We’d had a reading of the script and everyone was excited about it. It was about a private girls’ school where this nasty little girl decides to spread a rumor that two of her teachers are lesbians. Turns out one is and is actually in love with the one that isn’t.
[Spoiler Alert:] Drama ensues, lesbian teacher kills herself over the rumors and unrequited love in the end. That morning, the principal got on the loudspeaker and announced that the auditions were cancelled and that the drama club would be selecting a new play.
We were all confused and some of us marched down to the his office to find out what was up.
It seems the principal had heard from a few freshman parents that the play was all about lesbians and he decided it wasn’t appropriate. We hemmed and hawed, and the principal told us his decision was “final.”
So I marched over to the library (the librarian loved me and let me hang out in her office and use the phone if I wanted), and I called the ACLU.
The next morning, the officers of the drama club were called down to his office -– “I rented the movie last night and my real problem is that there’s a suicide, so just make sure that happens offstage and you can do the play.”
Cuz ya know, we were thinking it might be fun to have someone shoot themselves center stage. Anyway… I was reminded of this story when I read this little morsel of bigotry straight out of Sarah Palin’s hometown.

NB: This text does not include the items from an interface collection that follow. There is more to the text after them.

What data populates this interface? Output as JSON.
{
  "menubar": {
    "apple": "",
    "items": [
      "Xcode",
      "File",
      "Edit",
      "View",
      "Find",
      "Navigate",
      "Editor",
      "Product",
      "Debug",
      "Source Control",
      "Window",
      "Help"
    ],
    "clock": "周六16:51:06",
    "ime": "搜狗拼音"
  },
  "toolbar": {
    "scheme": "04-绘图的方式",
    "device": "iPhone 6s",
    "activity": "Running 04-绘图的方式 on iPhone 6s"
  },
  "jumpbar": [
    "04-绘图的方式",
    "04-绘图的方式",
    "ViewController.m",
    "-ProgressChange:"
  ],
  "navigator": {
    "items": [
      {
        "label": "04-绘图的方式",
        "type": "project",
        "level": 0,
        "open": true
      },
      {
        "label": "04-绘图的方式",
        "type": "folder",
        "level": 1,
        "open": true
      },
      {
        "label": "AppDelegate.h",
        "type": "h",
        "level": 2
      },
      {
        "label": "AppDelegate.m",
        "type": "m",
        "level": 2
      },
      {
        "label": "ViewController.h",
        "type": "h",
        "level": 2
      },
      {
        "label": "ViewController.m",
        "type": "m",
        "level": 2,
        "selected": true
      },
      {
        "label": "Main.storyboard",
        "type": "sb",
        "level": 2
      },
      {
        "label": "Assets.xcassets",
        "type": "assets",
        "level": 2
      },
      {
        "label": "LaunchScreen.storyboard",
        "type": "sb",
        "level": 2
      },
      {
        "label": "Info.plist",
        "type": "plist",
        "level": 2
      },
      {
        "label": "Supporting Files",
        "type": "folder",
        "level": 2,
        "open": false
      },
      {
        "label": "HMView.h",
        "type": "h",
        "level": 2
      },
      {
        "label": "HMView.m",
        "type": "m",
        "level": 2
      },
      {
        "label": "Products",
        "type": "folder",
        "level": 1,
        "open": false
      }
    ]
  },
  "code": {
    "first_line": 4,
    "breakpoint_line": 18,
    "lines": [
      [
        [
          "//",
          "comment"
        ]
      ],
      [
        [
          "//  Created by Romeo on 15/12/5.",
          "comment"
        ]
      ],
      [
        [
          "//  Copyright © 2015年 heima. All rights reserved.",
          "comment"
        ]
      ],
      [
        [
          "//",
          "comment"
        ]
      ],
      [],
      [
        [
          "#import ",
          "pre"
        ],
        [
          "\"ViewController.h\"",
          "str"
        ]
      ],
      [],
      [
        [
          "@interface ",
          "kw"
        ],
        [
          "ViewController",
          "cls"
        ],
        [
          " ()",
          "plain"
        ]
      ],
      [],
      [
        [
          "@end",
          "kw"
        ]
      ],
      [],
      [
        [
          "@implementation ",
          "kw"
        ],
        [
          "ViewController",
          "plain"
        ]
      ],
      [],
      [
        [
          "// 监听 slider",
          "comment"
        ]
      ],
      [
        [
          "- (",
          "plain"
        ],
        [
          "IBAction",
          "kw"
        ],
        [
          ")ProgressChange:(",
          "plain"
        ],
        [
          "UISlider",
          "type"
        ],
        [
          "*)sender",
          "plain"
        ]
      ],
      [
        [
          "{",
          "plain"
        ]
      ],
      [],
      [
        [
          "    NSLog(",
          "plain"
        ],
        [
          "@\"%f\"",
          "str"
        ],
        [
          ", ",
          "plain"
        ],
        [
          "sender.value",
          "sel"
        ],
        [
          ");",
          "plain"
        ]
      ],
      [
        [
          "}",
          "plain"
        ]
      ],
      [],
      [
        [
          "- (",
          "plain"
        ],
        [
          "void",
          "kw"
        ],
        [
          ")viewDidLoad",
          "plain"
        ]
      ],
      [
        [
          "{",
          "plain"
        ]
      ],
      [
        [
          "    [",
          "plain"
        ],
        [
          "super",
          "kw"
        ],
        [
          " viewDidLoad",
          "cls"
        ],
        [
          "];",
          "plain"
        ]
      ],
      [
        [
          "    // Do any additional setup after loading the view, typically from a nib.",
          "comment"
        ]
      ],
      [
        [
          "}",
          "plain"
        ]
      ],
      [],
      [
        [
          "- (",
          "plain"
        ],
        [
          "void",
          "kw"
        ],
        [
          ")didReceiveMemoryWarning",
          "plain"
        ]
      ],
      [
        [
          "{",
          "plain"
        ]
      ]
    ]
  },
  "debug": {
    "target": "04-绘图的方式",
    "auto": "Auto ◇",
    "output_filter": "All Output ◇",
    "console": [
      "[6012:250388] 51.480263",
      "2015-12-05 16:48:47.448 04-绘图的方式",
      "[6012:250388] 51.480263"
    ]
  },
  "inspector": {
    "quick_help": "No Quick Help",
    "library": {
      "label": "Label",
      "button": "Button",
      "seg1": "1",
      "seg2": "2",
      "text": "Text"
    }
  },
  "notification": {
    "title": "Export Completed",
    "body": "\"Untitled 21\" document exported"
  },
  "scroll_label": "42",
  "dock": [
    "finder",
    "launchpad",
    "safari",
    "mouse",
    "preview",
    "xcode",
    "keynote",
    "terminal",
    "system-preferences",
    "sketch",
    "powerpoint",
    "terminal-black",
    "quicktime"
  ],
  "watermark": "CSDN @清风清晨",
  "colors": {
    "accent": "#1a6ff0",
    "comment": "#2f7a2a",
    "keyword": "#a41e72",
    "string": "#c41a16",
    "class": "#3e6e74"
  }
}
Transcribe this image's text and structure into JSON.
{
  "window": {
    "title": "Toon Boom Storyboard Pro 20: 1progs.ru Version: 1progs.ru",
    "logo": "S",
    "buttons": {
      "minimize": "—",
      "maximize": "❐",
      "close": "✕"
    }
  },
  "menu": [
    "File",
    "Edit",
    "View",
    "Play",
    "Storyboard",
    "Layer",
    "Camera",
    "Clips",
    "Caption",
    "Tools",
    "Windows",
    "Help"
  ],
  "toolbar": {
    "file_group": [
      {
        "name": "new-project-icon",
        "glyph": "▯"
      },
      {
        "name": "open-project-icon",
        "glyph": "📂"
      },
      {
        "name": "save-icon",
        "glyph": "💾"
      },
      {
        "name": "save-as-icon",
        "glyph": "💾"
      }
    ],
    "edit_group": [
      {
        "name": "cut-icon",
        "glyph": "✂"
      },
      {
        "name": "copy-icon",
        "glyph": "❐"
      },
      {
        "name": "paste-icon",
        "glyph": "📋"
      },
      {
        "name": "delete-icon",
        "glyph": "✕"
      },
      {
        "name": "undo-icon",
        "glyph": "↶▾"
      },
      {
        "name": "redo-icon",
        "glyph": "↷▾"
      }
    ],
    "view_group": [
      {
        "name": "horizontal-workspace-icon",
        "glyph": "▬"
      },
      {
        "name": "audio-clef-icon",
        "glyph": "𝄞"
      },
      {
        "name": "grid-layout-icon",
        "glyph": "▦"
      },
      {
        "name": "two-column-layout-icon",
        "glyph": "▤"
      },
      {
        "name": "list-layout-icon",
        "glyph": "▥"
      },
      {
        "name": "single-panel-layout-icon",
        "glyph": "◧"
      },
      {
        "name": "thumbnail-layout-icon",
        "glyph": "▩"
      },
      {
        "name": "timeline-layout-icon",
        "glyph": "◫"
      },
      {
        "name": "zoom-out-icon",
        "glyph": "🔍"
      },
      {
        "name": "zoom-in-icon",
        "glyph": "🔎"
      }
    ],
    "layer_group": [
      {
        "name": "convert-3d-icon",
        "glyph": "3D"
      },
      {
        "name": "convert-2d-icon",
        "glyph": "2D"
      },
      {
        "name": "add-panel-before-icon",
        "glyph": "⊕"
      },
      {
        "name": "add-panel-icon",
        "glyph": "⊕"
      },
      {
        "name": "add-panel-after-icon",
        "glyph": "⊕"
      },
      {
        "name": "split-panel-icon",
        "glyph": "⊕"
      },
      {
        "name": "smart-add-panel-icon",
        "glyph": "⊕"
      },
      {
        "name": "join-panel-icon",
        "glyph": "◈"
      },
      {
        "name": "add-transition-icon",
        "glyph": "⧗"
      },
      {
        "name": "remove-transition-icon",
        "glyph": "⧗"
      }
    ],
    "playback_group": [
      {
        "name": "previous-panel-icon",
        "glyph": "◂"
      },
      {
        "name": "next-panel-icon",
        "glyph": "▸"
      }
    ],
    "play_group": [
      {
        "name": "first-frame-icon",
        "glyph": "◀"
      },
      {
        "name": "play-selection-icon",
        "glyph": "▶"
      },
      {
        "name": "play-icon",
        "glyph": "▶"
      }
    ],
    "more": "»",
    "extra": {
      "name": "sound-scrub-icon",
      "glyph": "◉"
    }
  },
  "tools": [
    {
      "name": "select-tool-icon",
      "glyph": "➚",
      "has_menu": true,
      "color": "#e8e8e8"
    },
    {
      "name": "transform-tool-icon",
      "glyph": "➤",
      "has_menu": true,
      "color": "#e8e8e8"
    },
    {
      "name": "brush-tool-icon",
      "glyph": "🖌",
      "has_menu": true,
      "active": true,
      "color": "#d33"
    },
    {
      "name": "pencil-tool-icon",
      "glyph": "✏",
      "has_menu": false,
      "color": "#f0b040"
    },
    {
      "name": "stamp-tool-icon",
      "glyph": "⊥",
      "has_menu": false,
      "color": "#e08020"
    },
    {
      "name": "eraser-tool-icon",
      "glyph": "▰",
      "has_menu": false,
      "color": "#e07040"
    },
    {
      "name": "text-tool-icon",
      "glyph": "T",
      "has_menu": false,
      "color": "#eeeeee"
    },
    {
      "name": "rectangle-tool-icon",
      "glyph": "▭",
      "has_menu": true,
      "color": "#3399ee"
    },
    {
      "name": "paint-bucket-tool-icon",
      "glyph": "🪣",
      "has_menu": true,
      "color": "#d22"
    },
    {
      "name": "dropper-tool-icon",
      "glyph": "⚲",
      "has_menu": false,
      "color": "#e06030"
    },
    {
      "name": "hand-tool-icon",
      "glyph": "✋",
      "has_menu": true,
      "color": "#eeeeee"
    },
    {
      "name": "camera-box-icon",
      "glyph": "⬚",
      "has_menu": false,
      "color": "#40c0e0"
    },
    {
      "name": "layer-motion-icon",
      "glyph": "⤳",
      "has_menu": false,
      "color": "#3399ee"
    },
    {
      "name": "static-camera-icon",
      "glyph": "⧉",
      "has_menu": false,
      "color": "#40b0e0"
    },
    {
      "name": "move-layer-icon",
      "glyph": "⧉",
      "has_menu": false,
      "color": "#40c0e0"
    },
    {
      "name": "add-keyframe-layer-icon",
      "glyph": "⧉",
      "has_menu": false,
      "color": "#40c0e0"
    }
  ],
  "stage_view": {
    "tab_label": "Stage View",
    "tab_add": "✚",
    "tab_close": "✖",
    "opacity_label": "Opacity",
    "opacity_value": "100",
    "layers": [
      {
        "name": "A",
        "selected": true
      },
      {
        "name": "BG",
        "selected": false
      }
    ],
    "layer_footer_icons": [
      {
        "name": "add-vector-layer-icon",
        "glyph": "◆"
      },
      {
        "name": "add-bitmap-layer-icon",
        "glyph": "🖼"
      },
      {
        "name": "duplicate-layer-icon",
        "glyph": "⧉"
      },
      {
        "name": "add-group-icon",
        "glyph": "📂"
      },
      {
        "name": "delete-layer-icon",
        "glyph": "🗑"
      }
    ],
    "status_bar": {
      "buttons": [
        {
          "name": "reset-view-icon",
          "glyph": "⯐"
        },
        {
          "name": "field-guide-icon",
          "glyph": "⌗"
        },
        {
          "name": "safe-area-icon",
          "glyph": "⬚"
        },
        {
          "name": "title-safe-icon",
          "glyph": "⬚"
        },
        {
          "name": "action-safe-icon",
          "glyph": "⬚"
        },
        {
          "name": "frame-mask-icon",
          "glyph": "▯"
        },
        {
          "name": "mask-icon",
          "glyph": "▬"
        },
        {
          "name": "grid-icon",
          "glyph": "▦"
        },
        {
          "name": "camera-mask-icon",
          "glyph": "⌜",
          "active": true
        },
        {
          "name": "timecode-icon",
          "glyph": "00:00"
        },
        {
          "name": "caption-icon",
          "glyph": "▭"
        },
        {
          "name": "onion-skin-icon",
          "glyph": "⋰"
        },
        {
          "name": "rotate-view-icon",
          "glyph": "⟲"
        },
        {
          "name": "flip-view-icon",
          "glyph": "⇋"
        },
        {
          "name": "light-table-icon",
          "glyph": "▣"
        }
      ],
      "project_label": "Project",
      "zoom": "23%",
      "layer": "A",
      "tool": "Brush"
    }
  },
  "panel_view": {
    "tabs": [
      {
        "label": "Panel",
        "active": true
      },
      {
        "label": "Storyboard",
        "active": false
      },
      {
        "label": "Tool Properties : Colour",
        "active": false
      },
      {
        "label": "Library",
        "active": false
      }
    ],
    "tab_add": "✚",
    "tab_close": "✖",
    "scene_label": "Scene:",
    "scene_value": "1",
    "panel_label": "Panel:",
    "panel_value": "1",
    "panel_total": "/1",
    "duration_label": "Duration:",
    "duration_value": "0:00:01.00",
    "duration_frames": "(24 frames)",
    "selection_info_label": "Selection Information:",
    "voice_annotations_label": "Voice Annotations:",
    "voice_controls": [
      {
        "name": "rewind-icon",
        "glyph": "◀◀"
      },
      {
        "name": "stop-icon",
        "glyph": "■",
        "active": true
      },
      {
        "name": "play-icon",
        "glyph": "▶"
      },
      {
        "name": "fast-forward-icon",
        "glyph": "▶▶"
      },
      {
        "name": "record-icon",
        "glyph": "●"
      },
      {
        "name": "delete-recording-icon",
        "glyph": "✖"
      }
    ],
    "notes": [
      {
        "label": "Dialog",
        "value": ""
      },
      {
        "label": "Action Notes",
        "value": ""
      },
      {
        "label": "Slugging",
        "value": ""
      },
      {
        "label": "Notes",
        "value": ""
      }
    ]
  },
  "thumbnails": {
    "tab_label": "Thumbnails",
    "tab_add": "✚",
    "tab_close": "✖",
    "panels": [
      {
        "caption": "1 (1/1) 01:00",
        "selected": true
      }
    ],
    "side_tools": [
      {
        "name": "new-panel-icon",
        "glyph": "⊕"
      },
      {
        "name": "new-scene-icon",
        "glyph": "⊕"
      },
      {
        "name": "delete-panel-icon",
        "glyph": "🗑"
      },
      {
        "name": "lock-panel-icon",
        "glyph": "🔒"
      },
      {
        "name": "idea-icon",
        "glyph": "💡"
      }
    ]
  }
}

Wasilla High School’s Symphonic Jazz Choir had been working on Freddie Mercury’s hit anthem “Bohemian Rhapsody” all year in preparation for a performance at the school’s graduation next month.
The song had been played at several school events
including the prom and (as is the case for several decades now), no one seemed to have a problem with it. Until now.
It seems Principal Dwight Probasco received some phone calls from some angry parents who deemed the song “inappropriate” because it was written by a gay man.
So, instead of realizing he was the principal of a high school which more than likely taught about Michelangelo, Alexander the Great, Socrates, Lord Byron, Walt Whitman, Oscar Wilde, Proust, Stein, Leonard Bernstein, Tennessee Williams, Andy Warhol, Leonardo Da Vinci, Melville, Tchaikovsky, Eleanor Roosevelt, Julius Caesar, Hans Christian Anderson, Aristotle, Noel Coward and Cole Porter, he decided to ban the song.
The students were naturally up in arms about this, having been practicing for some time. Choir member Casey Hight went so far as to contact a gay and lesbian organization in Anchorage for some help.
On Monday, reportedly due to fear of the ACLU, Probasco lifted the ban and is allowing an edited version of the song to be performed (to leave out the parts about killing).
The more things change, the more they stay the same.